Aung San Suu Kyi - Aung San Suu Kyi is a Burmese opposition politician and chairperson of the National League for Democracy in Burma. Aung San Suu Kyi has won numerous international awards, including the Nobel Peace Prize, the Sakharov Prize from the European Parliament and the United States Presidential Medal of Freedom. She has called on people around the world to join the struggle for freedom in Burma, saying ‘Please use your liberty to promote ours.’ Read more about Aung San Suu Kyi here.
Kitty Wilkinson - Catherine Wilkinson was born in Derry, Ireland and was an Irish immigrant 'wife of a labourer' who became known as the Saint of the Slums. In 1832, during a cholera epidemic, Wilkinson took the initiative to offer the use of her house and yard to neighbours to wash their clothes, at a charge of 1 penny per week, and showed them how to use a chloride of lime to get them clean. Read more about Kitty here.

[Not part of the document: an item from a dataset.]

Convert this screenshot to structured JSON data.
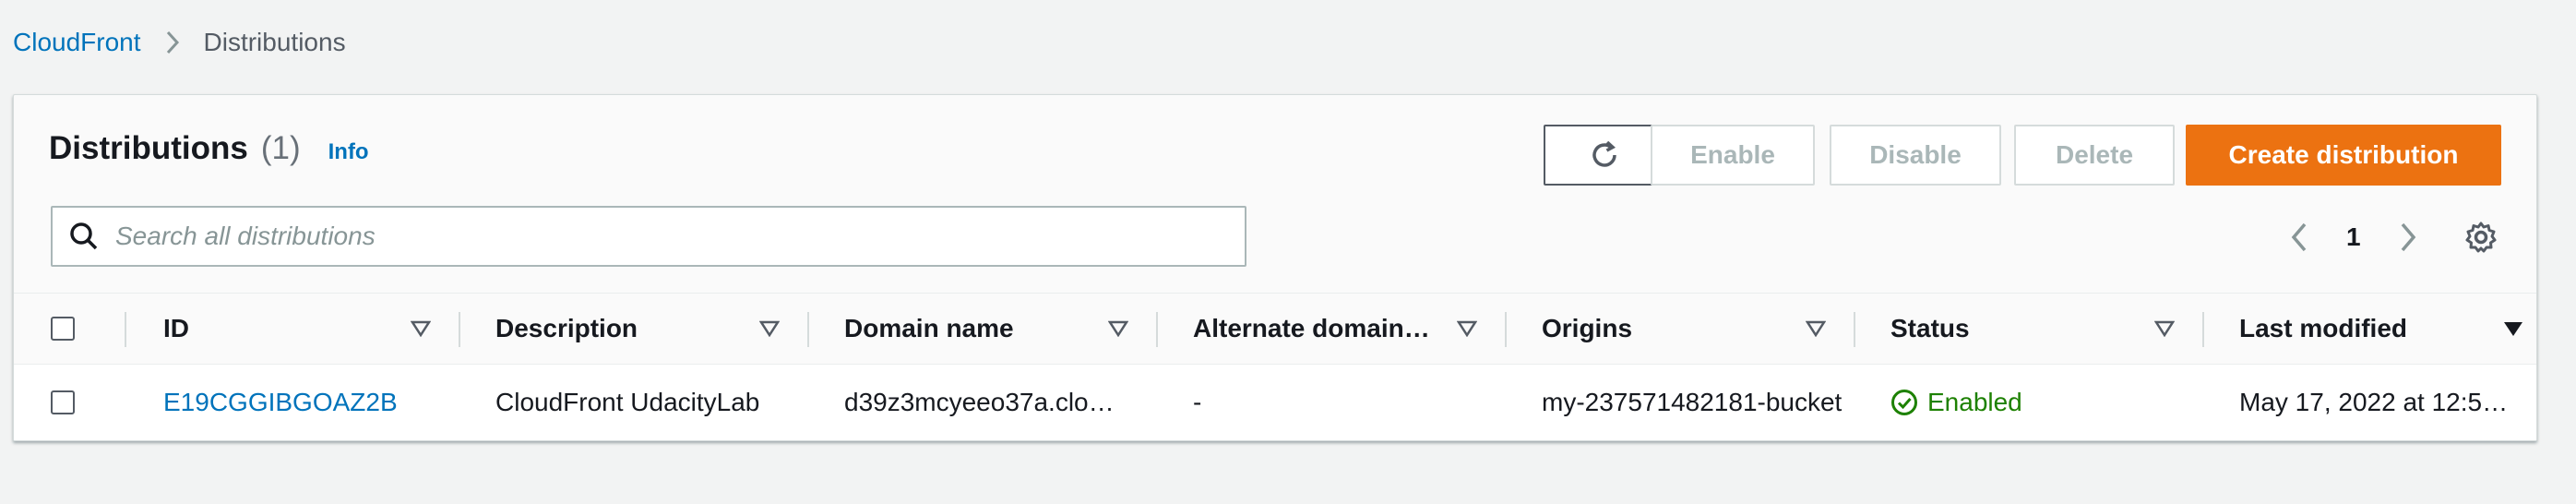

Millicent Fawcett - Millicent also took a keen interest in women's education. She was involved in the organisation of women's lectures at Cambridge that led to the establishment of Newnham College. In 1890 Millicent Fawcett was elected president of the National Union of Women's Suffrage Societies (NUWSS). She believed that it was important that the NUWSS campaigned for a wide variety of causes. Read more about Millicent here.

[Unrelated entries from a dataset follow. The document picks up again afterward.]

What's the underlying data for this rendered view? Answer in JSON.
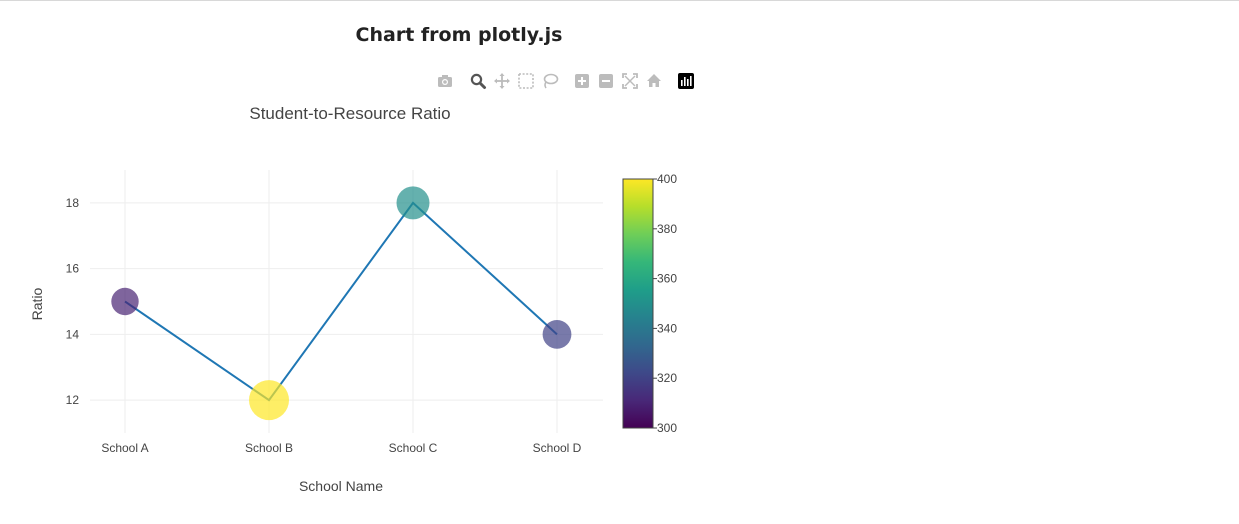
{
  "page_title": "Chart from plotly.js",
  "modebar": {
    "icons": [
      "camera-icon",
      "zoom-icon",
      "pan-icon",
      "box-select-icon",
      "lasso-select-icon",
      "zoom-in-icon",
      "zoom-out-icon",
      "autoscale-icon",
      "reset-axes-icon",
      "plotly-logo-icon"
    ],
    "active": "zoom-icon"
  },
  "chart_data": {
    "type": "line",
    "mode": "lines+markers",
    "title": "Student-to-Resource Ratio",
    "xlabel": "School Name",
    "ylabel": "Ratio",
    "categories": [
      "School A",
      "School B",
      "School C",
      "School D"
    ],
    "series": [
      {
        "values": [
          15,
          12,
          18,
          14
        ],
        "line_color": "#1f77b4",
        "marker_color_values": [
          310,
          400,
          350,
          320
        ],
        "marker_opacity": 0.7
      }
    ],
    "ylim": [
      11,
      19
    ],
    "yticks": [
      12,
      14,
      16,
      18
    ],
    "grid": true,
    "legend": false,
    "colorbar": {
      "colorscale": "Viridis",
      "range": [
        300,
        400
      ],
      "ticks": [
        300,
        320,
        340,
        360,
        380,
        400
      ]
    }
  }
}
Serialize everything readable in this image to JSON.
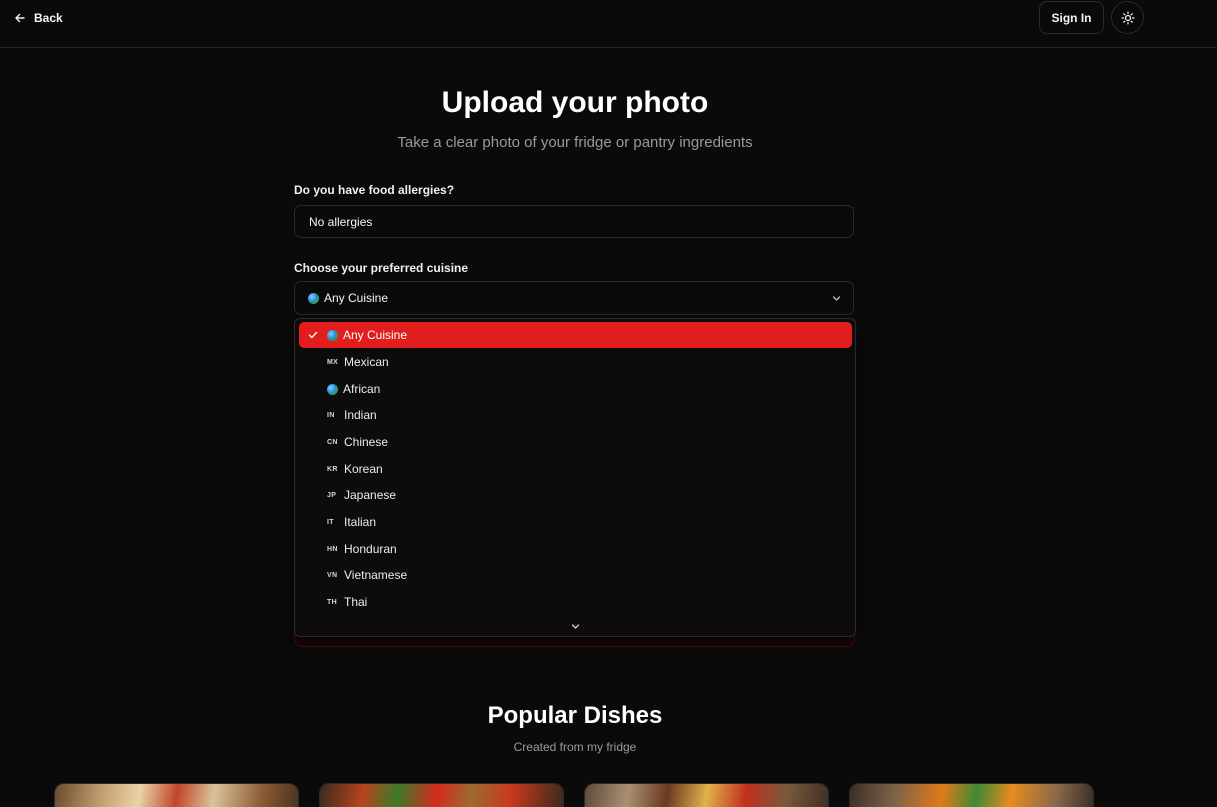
{
  "topbar": {
    "back_label": "Back",
    "signin_label": "Sign In"
  },
  "upload": {
    "title": "Upload your photo",
    "subtitle": "Take a clear photo of your fridge or pantry ingredients"
  },
  "allergies": {
    "label": "Do you have food allergies?",
    "value": "No allergies"
  },
  "cuisine": {
    "label": "Choose your preferred cuisine",
    "selected_label": "Any Cuisine",
    "options": [
      {
        "code": "",
        "icon": "globe-icon",
        "label": "Any Cuisine",
        "selected": true
      },
      {
        "code": "MX",
        "label": "Mexican"
      },
      {
        "code": "",
        "icon": "globe-icon",
        "label": "African"
      },
      {
        "code": "IN",
        "label": "Indian"
      },
      {
        "code": "CN",
        "label": "Chinese"
      },
      {
        "code": "KR",
        "label": "Korean"
      },
      {
        "code": "JP",
        "label": "Japanese"
      },
      {
        "code": "IT",
        "label": "Italian"
      },
      {
        "code": "HN",
        "label": "Honduran"
      },
      {
        "code": "VN",
        "label": "Vietnamese"
      },
      {
        "code": "TH",
        "label": "Thai"
      }
    ]
  },
  "popular": {
    "title": "Popular Dishes",
    "subtitle": "Created from my fridge"
  },
  "colors": {
    "accent": "#e11d1d",
    "background": "#0a0a0a",
    "muted_text": "#9a9a9a"
  }
}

Eleanor Rathbone - Eleanor Florence Rathbone was born in London and educated at home by a governess and private tutors before entering Somerville College, Oxford in 1893. At university Rathbone became involved in the struggle to obtain women the vote and eventually became a leading figure in the National Union of Women's Suffrage Societies (NUWSS). Read more about Eleanor here.
Marie Curie - Marie Curie was famous for her pioneering research on radioactivity. She was the first person to be honoured with two Nobel prizes in physics and chemistry. Marie Curie developed methods for the separation of radiation from radioactive residues in sufficient quantities to allow for its characterisation and the careful study of its properties, therapeutic properties in particular. Read more about Marie here.
Josephine Butler - Born in Northumberland, Josephine Elizabeth Butler was a Victorian era British Feminist who was especially concerned with the welfare of prostitutes. She led the long campaign for the repeal of the Contagious Diseases Acts both in Britain and internationally from 1869 to 1886. Read more about Josephine here.
Anita Roddick - Born in Sussex, Dame Anita Roddick, DBE was a British businesswoman, human rights activist and environmental campaigner, best known as the founder of The Body Shop, a cosmetics company producing and retailing beauty products that shaped ethical consumerism. The company was one of the first to prohibit the use of ingredients tested on animals and one of the first to promote fair trade with third world countries. Read more about Anita here.
Valerie Amos - Baroness Valerie Amos is the eighth UN Under-Secretary-General for Humanitarian Affairs and Emergency Relief Coordinator. There are many ‘firsts’ in the biography of Baroness Valerie Amos. She was the first black woman to become the Leader of the House of Lords and a member of the Cabinet of the United Kingdom. Read more about Valerie Amos here.
We are very proud to honour these inspirational women at 54 St James Street!